DATA EXCERPTS below:

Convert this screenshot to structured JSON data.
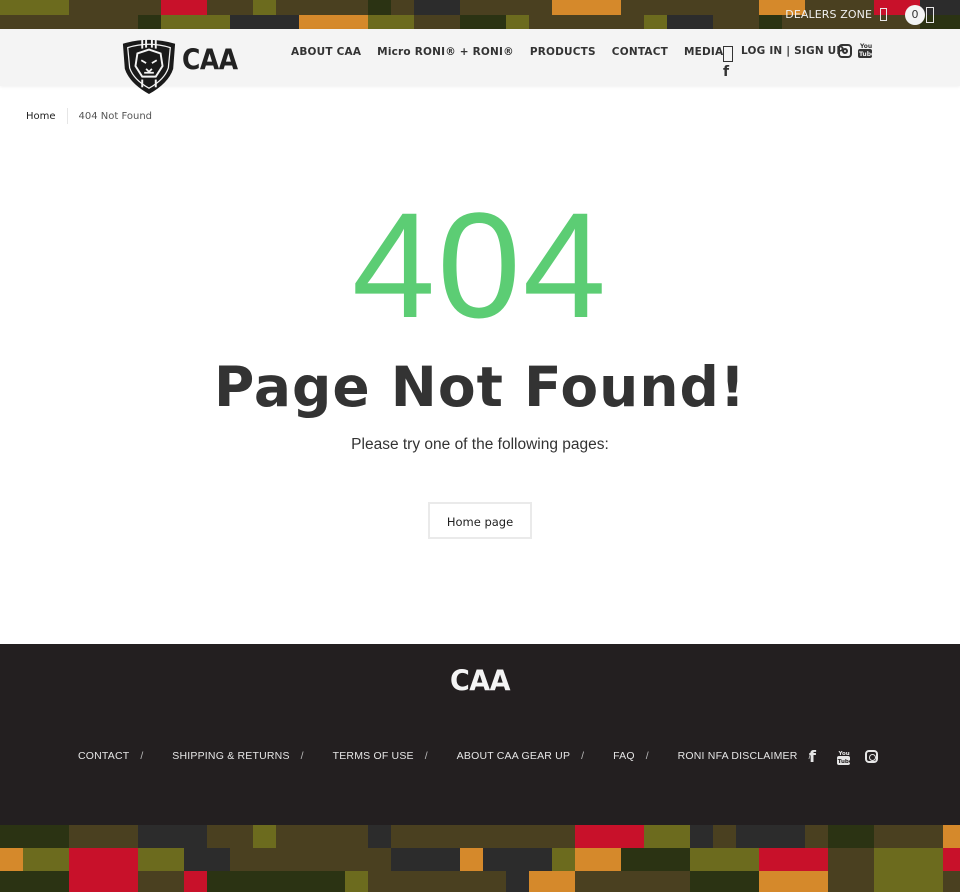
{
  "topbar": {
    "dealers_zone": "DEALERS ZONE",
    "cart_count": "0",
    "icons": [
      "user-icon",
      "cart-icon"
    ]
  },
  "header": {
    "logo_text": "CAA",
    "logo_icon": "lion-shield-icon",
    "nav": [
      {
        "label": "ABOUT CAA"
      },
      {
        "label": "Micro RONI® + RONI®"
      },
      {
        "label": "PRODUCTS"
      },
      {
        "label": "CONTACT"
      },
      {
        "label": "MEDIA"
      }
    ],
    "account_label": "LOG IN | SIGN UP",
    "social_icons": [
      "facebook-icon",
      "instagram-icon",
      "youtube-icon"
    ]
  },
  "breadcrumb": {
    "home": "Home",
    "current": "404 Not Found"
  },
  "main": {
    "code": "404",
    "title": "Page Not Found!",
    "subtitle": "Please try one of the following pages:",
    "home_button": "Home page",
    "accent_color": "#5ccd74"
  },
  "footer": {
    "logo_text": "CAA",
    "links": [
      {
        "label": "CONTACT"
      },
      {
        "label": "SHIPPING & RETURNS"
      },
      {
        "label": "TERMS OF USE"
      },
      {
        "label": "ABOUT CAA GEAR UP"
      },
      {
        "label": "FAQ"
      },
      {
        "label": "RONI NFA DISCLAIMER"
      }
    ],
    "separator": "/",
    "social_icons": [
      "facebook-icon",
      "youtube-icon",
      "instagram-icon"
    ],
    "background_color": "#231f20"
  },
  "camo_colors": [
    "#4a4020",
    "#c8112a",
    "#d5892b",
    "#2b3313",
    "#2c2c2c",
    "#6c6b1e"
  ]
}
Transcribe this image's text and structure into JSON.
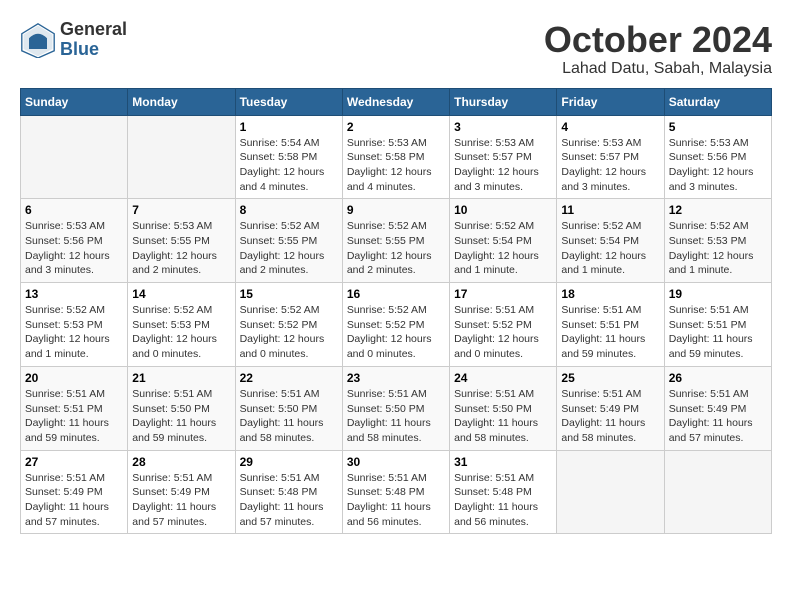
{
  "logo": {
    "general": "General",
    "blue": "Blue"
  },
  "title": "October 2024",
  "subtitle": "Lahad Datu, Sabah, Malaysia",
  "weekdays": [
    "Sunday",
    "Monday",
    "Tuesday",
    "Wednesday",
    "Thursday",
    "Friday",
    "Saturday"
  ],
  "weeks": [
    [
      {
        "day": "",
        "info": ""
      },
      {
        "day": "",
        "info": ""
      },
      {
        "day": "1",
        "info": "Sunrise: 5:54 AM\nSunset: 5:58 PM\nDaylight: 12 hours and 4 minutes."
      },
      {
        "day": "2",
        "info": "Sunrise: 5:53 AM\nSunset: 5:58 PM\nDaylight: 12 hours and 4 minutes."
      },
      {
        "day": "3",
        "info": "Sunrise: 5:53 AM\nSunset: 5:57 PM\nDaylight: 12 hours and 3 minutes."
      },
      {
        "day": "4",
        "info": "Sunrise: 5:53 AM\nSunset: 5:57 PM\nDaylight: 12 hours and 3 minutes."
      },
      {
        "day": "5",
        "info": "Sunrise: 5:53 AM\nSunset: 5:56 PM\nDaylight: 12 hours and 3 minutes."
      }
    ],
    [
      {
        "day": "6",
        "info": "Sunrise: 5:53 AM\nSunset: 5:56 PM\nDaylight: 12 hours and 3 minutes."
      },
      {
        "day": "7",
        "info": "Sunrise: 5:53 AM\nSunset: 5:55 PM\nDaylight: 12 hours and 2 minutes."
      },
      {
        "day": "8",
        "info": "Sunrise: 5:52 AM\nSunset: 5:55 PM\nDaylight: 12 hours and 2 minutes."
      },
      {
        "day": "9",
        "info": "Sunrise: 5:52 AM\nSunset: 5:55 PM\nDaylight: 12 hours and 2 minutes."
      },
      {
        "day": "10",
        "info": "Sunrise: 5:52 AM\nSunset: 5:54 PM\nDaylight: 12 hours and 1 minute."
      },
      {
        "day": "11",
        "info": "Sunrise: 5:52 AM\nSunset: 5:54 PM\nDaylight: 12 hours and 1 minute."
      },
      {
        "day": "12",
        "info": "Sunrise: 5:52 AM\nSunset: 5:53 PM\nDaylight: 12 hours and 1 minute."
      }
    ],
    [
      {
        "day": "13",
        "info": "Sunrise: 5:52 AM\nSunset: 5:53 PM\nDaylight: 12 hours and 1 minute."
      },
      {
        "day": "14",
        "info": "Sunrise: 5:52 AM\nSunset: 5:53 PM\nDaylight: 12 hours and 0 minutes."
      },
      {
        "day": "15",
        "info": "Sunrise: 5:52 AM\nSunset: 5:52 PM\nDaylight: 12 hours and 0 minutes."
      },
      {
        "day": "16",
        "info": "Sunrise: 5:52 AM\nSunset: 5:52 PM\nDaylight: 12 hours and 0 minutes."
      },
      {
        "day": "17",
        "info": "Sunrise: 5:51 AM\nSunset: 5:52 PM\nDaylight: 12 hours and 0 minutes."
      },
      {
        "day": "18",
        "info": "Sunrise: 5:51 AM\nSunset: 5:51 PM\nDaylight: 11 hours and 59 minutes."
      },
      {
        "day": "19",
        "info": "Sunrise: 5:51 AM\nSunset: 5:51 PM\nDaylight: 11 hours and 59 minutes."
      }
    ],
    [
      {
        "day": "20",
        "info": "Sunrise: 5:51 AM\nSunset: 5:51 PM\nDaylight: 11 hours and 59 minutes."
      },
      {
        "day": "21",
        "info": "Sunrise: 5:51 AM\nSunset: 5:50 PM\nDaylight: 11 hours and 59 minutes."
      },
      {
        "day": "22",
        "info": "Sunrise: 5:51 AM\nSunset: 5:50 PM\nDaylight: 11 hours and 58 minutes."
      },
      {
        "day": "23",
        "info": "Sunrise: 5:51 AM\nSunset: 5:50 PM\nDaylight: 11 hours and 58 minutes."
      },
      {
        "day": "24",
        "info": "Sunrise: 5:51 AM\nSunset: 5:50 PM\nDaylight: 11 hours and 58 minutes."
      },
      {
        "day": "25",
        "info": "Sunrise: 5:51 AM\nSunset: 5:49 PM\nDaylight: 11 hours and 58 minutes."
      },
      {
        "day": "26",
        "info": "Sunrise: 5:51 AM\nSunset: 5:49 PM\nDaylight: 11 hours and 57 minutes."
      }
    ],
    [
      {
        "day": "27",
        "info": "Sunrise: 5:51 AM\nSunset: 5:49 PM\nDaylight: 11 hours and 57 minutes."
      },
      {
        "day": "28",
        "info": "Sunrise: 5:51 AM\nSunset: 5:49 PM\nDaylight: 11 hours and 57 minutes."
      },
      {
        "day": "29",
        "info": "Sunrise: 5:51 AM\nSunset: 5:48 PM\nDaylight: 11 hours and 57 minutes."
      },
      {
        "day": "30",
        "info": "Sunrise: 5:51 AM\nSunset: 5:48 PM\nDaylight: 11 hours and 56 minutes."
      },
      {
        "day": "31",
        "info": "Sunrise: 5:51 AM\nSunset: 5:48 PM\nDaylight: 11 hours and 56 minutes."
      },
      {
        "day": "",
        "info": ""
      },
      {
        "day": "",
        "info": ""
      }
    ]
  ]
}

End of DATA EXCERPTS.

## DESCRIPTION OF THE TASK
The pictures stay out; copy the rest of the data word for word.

## RESULT OF THE TASK
Convert this screenshot to structured JSON data.
{
  "topbar": {
    "dealers_zone": "DEALERS ZONE",
    "cart_count": "0",
    "icons": [
      "user-icon",
      "cart-icon"
    ]
  },
  "header": {
    "logo_text": "CAA",
    "logo_icon": "lion-shield-icon",
    "nav": [
      {
        "label": "ABOUT CAA"
      },
      {
        "label": "Micro RONI® + RONI®"
      },
      {
        "label": "PRODUCTS"
      },
      {
        "label": "CONTACT"
      },
      {
        "label": "MEDIA"
      }
    ],
    "account_label": "LOG IN | SIGN UP",
    "social_icons": [
      "facebook-icon",
      "instagram-icon",
      "youtube-icon"
    ]
  },
  "breadcrumb": {
    "home": "Home",
    "current": "404 Not Found"
  },
  "main": {
    "code": "404",
    "title": "Page Not Found!",
    "subtitle": "Please try one of the following pages:",
    "home_button": "Home page",
    "accent_color": "#5ccd74"
  },
  "footer": {
    "logo_text": "CAA",
    "links": [
      {
        "label": "CONTACT"
      },
      {
        "label": "SHIPPING & RETURNS"
      },
      {
        "label": "TERMS OF USE"
      },
      {
        "label": "ABOUT CAA GEAR UP"
      },
      {
        "label": "FAQ"
      },
      {
        "label": "RONI NFA DISCLAIMER"
      }
    ],
    "separator": "/",
    "social_icons": [
      "facebook-icon",
      "youtube-icon",
      "instagram-icon"
    ],
    "background_color": "#231f20"
  },
  "camo_colors": [
    "#4a4020",
    "#c8112a",
    "#d5892b",
    "#2b3313",
    "#2c2c2c",
    "#6c6b1e"
  ]
}
Transcribe this image's text and structure into JSON.
{
  "logo": {
    "general": "General",
    "blue": "Blue"
  },
  "title": "October 2024",
  "subtitle": "Lahad Datu, Sabah, Malaysia",
  "weekdays": [
    "Sunday",
    "Monday",
    "Tuesday",
    "Wednesday",
    "Thursday",
    "Friday",
    "Saturday"
  ],
  "weeks": [
    [
      {
        "day": "",
        "info": ""
      },
      {
        "day": "",
        "info": ""
      },
      {
        "day": "1",
        "info": "Sunrise: 5:54 AM\nSunset: 5:58 PM\nDaylight: 12 hours and 4 minutes."
      },
      {
        "day": "2",
        "info": "Sunrise: 5:53 AM\nSunset: 5:58 PM\nDaylight: 12 hours and 4 minutes."
      },
      {
        "day": "3",
        "info": "Sunrise: 5:53 AM\nSunset: 5:57 PM\nDaylight: 12 hours and 3 minutes."
      },
      {
        "day": "4",
        "info": "Sunrise: 5:53 AM\nSunset: 5:57 PM\nDaylight: 12 hours and 3 minutes."
      },
      {
        "day": "5",
        "info": "Sunrise: 5:53 AM\nSunset: 5:56 PM\nDaylight: 12 hours and 3 minutes."
      }
    ],
    [
      {
        "day": "6",
        "info": "Sunrise: 5:53 AM\nSunset: 5:56 PM\nDaylight: 12 hours and 3 minutes."
      },
      {
        "day": "7",
        "info": "Sunrise: 5:53 AM\nSunset: 5:55 PM\nDaylight: 12 hours and 2 minutes."
      },
      {
        "day": "8",
        "info": "Sunrise: 5:52 AM\nSunset: 5:55 PM\nDaylight: 12 hours and 2 minutes."
      },
      {
        "day": "9",
        "info": "Sunrise: 5:52 AM\nSunset: 5:55 PM\nDaylight: 12 hours and 2 minutes."
      },
      {
        "day": "10",
        "info": "Sunrise: 5:52 AM\nSunset: 5:54 PM\nDaylight: 12 hours and 1 minute."
      },
      {
        "day": "11",
        "info": "Sunrise: 5:52 AM\nSunset: 5:54 PM\nDaylight: 12 hours and 1 minute."
      },
      {
        "day": "12",
        "info": "Sunrise: 5:52 AM\nSunset: 5:53 PM\nDaylight: 12 hours and 1 minute."
      }
    ],
    [
      {
        "day": "13",
        "info": "Sunrise: 5:52 AM\nSunset: 5:53 PM\nDaylight: 12 hours and 1 minute."
      },
      {
        "day": "14",
        "info": "Sunrise: 5:52 AM\nSunset: 5:53 PM\nDaylight: 12 hours and 0 minutes."
      },
      {
        "day": "15",
        "info": "Sunrise: 5:52 AM\nSunset: 5:52 PM\nDaylight: 12 hours and 0 minutes."
      },
      {
        "day": "16",
        "info": "Sunrise: 5:52 AM\nSunset: 5:52 PM\nDaylight: 12 hours and 0 minutes."
      },
      {
        "day": "17",
        "info": "Sunrise: 5:51 AM\nSunset: 5:52 PM\nDaylight: 12 hours and 0 minutes."
      },
      {
        "day": "18",
        "info": "Sunrise: 5:51 AM\nSunset: 5:51 PM\nDaylight: 11 hours and 59 minutes."
      },
      {
        "day": "19",
        "info": "Sunrise: 5:51 AM\nSunset: 5:51 PM\nDaylight: 11 hours and 59 minutes."
      }
    ],
    [
      {
        "day": "20",
        "info": "Sunrise: 5:51 AM\nSunset: 5:51 PM\nDaylight: 11 hours and 59 minutes."
      },
      {
        "day": "21",
        "info": "Sunrise: 5:51 AM\nSunset: 5:50 PM\nDaylight: 11 hours and 59 minutes."
      },
      {
        "day": "22",
        "info": "Sunrise: 5:51 AM\nSunset: 5:50 PM\nDaylight: 11 hours and 58 minutes."
      },
      {
        "day": "23",
        "info": "Sunrise: 5:51 AM\nSunset: 5:50 PM\nDaylight: 11 hours and 58 minutes."
      },
      {
        "day": "24",
        "info": "Sunrise: 5:51 AM\nSunset: 5:50 PM\nDaylight: 11 hours and 58 minutes."
      },
      {
        "day": "25",
        "info": "Sunrise: 5:51 AM\nSunset: 5:49 PM\nDaylight: 11 hours and 58 minutes."
      },
      {
        "day": "26",
        "info": "Sunrise: 5:51 AM\nSunset: 5:49 PM\nDaylight: 11 hours and 57 minutes."
      }
    ],
    [
      {
        "day": "27",
        "info": "Sunrise: 5:51 AM\nSunset: 5:49 PM\nDaylight: 11 hours and 57 minutes."
      },
      {
        "day": "28",
        "info": "Sunrise: 5:51 AM\nSunset: 5:49 PM\nDaylight: 11 hours and 57 minutes."
      },
      {
        "day": "29",
        "info": "Sunrise: 5:51 AM\nSunset: 5:48 PM\nDaylight: 11 hours and 57 minutes."
      },
      {
        "day": "30",
        "info": "Sunrise: 5:51 AM\nSunset: 5:48 PM\nDaylight: 11 hours and 56 minutes."
      },
      {
        "day": "31",
        "info": "Sunrise: 5:51 AM\nSunset: 5:48 PM\nDaylight: 11 hours and 56 minutes."
      },
      {
        "day": "",
        "info": ""
      },
      {
        "day": "",
        "info": ""
      }
    ]
  ]
}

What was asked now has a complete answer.